JonBenet Ramsey's Brother Speaks Out: 'I Know People Think I Did It, That My Parents Did It'
The brother of JonBenét Ramsey is breaking his decades-long silence to honor his sister's memory and to ensure she's properly remembered, he told Dr. Phil.
“I want to honor her memory by doing this interview. I don’t want anyone to forget,” Burke Ramsey, 29, said in an exclusive sit-down with Dr. Phil, a three-part series that begins September 12.
Ramsey was 9 years old when his sister, then 6, vanished from her family’s Boulder, Colorado, home on Christmas Day in 1996.
Her parents, John and Patsy Ramsey, reported the little girl missing after they said they found a ransom letter demanding $118,000.
JonBenét’s beaten and strangled body was found the next day in the basement.
“I remember the viewing. The casket was small. Her eyes were closed,” Ramsey told Dr. Phil.
The murder remains unsolved, as investigators chased down countless leads and looked at numerous suspects — including the little pageant star’s parents and her big brother.
“Has it ever occurred to you that your parents actually thought you did this and didn’t ask you because they didn’t want to know?” Dr. Phil asked Ramsey.
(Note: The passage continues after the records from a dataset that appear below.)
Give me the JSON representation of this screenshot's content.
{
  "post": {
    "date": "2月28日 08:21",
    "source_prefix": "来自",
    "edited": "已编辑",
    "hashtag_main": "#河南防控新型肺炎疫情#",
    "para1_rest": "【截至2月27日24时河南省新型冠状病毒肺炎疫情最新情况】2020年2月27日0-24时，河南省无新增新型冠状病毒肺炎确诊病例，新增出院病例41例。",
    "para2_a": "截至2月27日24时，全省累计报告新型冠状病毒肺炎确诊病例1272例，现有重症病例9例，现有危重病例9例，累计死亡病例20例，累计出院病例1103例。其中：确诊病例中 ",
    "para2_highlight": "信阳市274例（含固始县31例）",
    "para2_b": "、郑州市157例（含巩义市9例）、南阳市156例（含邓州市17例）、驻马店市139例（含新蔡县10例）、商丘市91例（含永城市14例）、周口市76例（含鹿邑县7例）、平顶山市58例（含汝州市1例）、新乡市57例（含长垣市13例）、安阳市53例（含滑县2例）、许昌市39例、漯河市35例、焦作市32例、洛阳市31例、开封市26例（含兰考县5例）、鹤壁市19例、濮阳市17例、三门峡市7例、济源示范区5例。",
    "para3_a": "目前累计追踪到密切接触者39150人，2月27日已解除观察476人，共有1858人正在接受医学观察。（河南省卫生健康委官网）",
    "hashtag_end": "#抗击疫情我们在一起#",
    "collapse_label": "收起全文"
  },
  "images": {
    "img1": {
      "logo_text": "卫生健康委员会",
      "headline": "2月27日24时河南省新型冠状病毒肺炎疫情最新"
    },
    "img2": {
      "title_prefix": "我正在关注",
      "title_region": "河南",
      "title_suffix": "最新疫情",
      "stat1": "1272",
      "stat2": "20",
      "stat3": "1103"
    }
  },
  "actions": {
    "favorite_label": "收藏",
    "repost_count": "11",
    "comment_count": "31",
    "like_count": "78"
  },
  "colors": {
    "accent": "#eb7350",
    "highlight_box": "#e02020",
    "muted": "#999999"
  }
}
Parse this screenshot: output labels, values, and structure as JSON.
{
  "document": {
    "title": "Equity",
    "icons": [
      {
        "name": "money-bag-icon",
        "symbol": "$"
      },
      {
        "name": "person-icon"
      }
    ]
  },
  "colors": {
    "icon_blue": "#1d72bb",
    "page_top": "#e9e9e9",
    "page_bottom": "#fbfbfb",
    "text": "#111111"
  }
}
The special will feature never-before-seen footage showing Ramsey being interrogated when he was 9 and 12 years old, the show said in a statement.
“I know people think I did it, that my parents did it,” Ramsey told Dr. Phil. “I know that we were suspects.”
The Ramsey family denied having anything to do with JonBenét’s death and were cleared as suspects in 2008, two years after Patsy Ramsey died following a 13-year battle with ovarian cancer.
New DNA tests at the time that looked at skin cells left behind that pointed to an outsider.
“That genetic profile belongs to a male and does not belong to anyone in the Ramsey family,” the Boulder County District Attorney’s Office said in a statement. “The unexplained third party DNA on the clothing of the victim is very significant and powerful evidence.”
Boulder County District Attorney Mary Lacy apologized to the Ramseys after clearing them, writing in a letter to John Ramsey: "To the extent that we may have contributed in any way to the public perception that you might have been involved in this crime, I am deeply sorry. No innocent person should have to endure such an extensive trial in the court of public opinion."